Having laid the narrative groundwork in an uneven episode one, the second instalment of Westworld second season is a significant improvement. Another layer of interest have been added by our first glimpses of the world outside the park. Albeit hinted at with the drone hosts in episode one, “Reunion,” sees Westworld more topical than ever — taking on the very real threat of data harvesting. The picture for the season is slowly emerging, resulting in a tighter, stronger and philosophically resonant episode. Let’s dive straight in:
The Beginning Is Our Present
“Do you have any idea how many startups are begging me for my cash right now?” Logan asks during a business meeting in a bar far outside of the park. He is part of Delos Inc, an extraordinary wealthy (yet still mostly unknown) company with the ability to buy out other businesses piecemeal. This use of the phrase “startup” suggests that the William and Logan timelines in the Westworld universe are set in our present, a theory backed up by Reddit sleuths. Whether or not this was the intention of Jonathan Nolan and Lisa Joy, they have picked almost the perfect time to introduce these themes — coinciding with the breathtaking revelations seen in the fallout of the Cambridge Analytica scandal.
William seals the deal by taking his father in law, James Delos, to the park. He pitches it as the ultimate way to understand human desire. The idea that the park is where people can live out their darkest feelings is analogous to the internet. People have typed in whatever they desired into Google or Facebook or Twitter with what they thought was relative privacy, only for those desires to be harvested and eventually used against them.
This makes the rebellion of the hosts more of a prophecy than ever. Westworld has gone beyond a generic sci-fi tale warning against the horrors of AI, instead keenly dovetailing into current events with pinpoint precision. This calmly dissuades any sense that the conflicts set up in season one will run out of steam. Given what happens thirty years later, is Westworld warning us of what might happen if we continue with our tech-obsessed folly?
The Game Rewards Cheaters
Westworld, at the heart of it, is a game. But like most games, if you poke around long enough, you can start to figure out ways to cheat. While this game doesn’t have stereotypical glitches such as being able to jump through walls, both hosts and guests alike have figured out ways to get ahead unintended by the game’s construction. For The Man In Black, this means hiding tools from the outside world in a Saloon. For Dolores, this entails kidnapping one of the Park’s workers to resurrect hosts.
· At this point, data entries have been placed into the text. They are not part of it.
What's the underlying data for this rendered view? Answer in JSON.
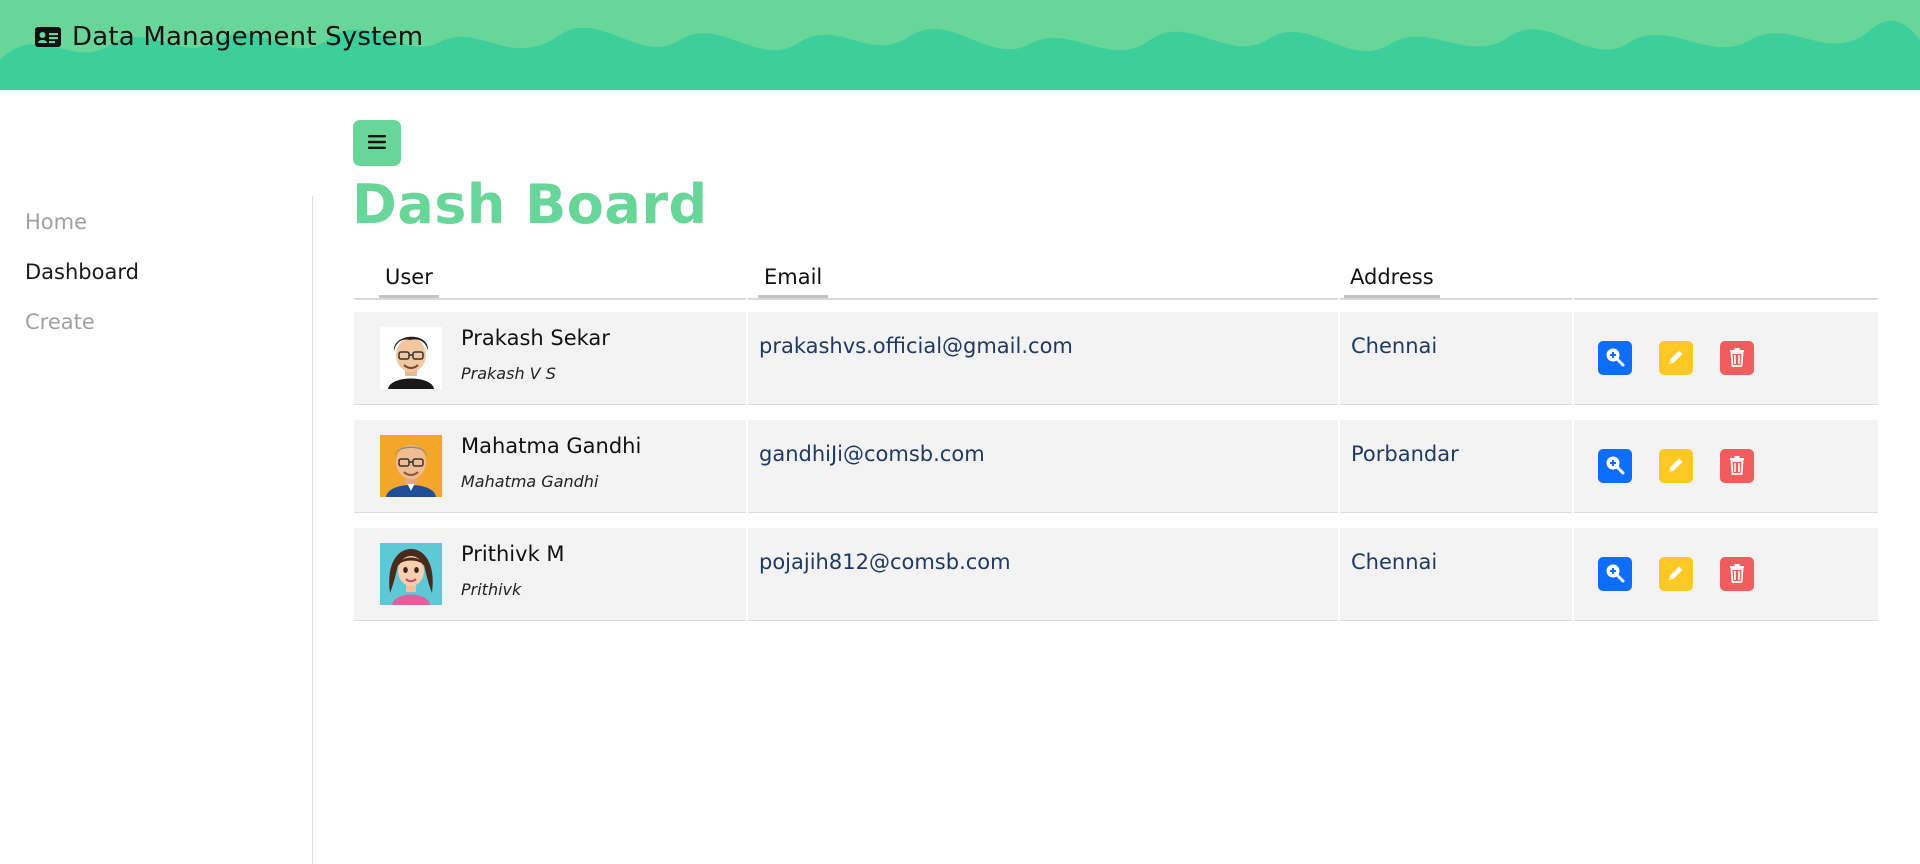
{
  "app": {
    "title": "Data Management System",
    "brand_icon": "id-card-icon"
  },
  "colors": {
    "accent": "#67d698",
    "wave_dark": "#3ccf9c",
    "view": "#0d6efd",
    "edit": "#ffc825",
    "delete": "#f25c5c",
    "cell_text": "#1e3a64"
  },
  "sidebar": {
    "items": [
      {
        "label": "Home",
        "active": false
      },
      {
        "label": "Dashboard",
        "active": true
      },
      {
        "label": "Create",
        "active": false
      }
    ]
  },
  "toolbar": {
    "menu_icon": "hamburger-icon"
  },
  "page": {
    "title": "Dash Board"
  },
  "table": {
    "headers": {
      "user": "User",
      "email": "Email",
      "address": "Address"
    },
    "rows": [
      {
        "name": "Prakash Sekar",
        "handle": "Prakash V S",
        "email": "prakashvs.official@gmail.com",
        "address": "Chennai",
        "avatar": "avatar-man-glasses"
      },
      {
        "name": "Mahatma Gandhi",
        "handle": "Mahatma Gandhi",
        "email": "gandhiJi@comsb.com",
        "address": "Porbandar",
        "avatar": "avatar-older-man"
      },
      {
        "name": "Prithivk M",
        "handle": "Prithivk",
        "email": "pojajih812@comsb.com",
        "address": "Chennai",
        "avatar": "avatar-woman"
      }
    ],
    "actions": {
      "view_icon": "zoom-in-icon",
      "edit_icon": "pencil-icon",
      "delete_icon": "trash-icon"
    }
  }
}
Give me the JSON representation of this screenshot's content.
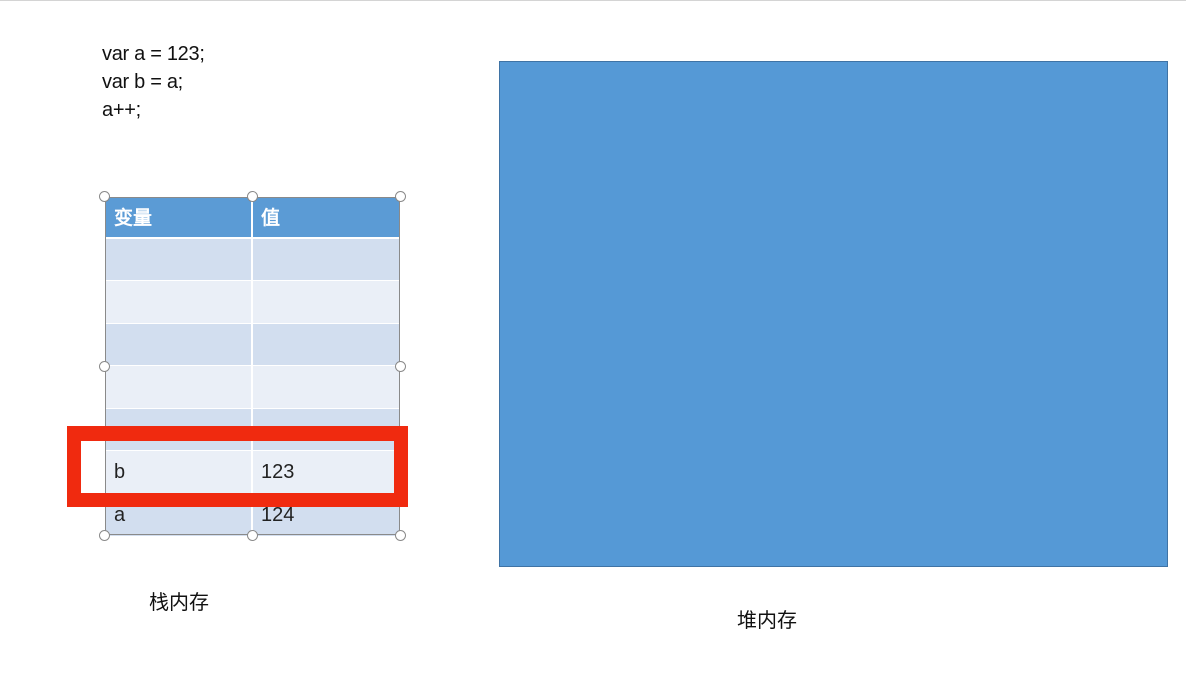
{
  "code": {
    "lines": [
      "var a = 123;",
      "var b = a;",
      "a++;"
    ]
  },
  "stack": {
    "caption": "栈内存",
    "headers": [
      "变量",
      "值"
    ],
    "rows": [
      [
        "",
        ""
      ],
      [
        "",
        ""
      ],
      [
        "",
        ""
      ],
      [
        "",
        ""
      ],
      [
        "",
        ""
      ],
      [
        "b",
        "123"
      ],
      [
        "a",
        "124"
      ]
    ],
    "highlighted_row_index": 5
  },
  "heap": {
    "caption": "堆内存"
  },
  "colors": {
    "header_blue": "#5b9bd5",
    "row_dark": "#d2deef",
    "row_light": "#eaeff7",
    "heap_fill": "#5599d6",
    "highlight_red": "#f02a0f"
  }
}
With both characters aiming towards the same goal — a mysterious place which hosts a disastrous weapon — season 2 seems to be setting us up for an epic showdown between the two.
At this moment in time, it seems that Dolores has an edge. Her newfound ability to resurrect hosts, given a biblical weight by how Major Craddock and his crew are framed to resemble the Last Supper, upends my hasty conclusion found from episode one that when you die you stay dead. Instead the hosts have a distinct advantage, only as long as they can keep their lackey holding the iPad. This conflict is given deeper meaning via the flashbacks to pre-woke, naked Dolores being lectured about being just a “thing” by an angry William. Presumably she remembers (or will remember) what he did to her (or will do to her) and she will want to enact the most violent revenge. Yet, even considering her and William’s history, perhaps Dolores has an even bigger foe than the Man in Black:
Dolores and Meave Have A Tense Stand-Off
Dolores is becoming smarter and smarter, and seems to know exactly what she wants. Yet she may meet her maker in Maeve, who she briefly crosses paths with in “Reunion”. They do not see eye-to-eye, with Meave suggesting that Dolores’ desire for revenge may just be another part of her programming:
“Revenge is just a different prayer at their altar, darling, and I’m well off my knees.”
The tense nature of this stand-off suggests that even if the hosts win the revolution, they still might disagree about how it should carry on. Maeve, with her ability to turn hosts on and off with a simple command of her voice however, is a much more powerful woman — even against the small army that Dolores is currently amassing. This is all we see of Maeve, but the command in her voice (played again with such brilliant panache by Thandie Newton) suggests that she might have the upper hand. Given the relative paucity of screen-time she had in this episode, I’m expecting a Maeve-heavy instalment next week.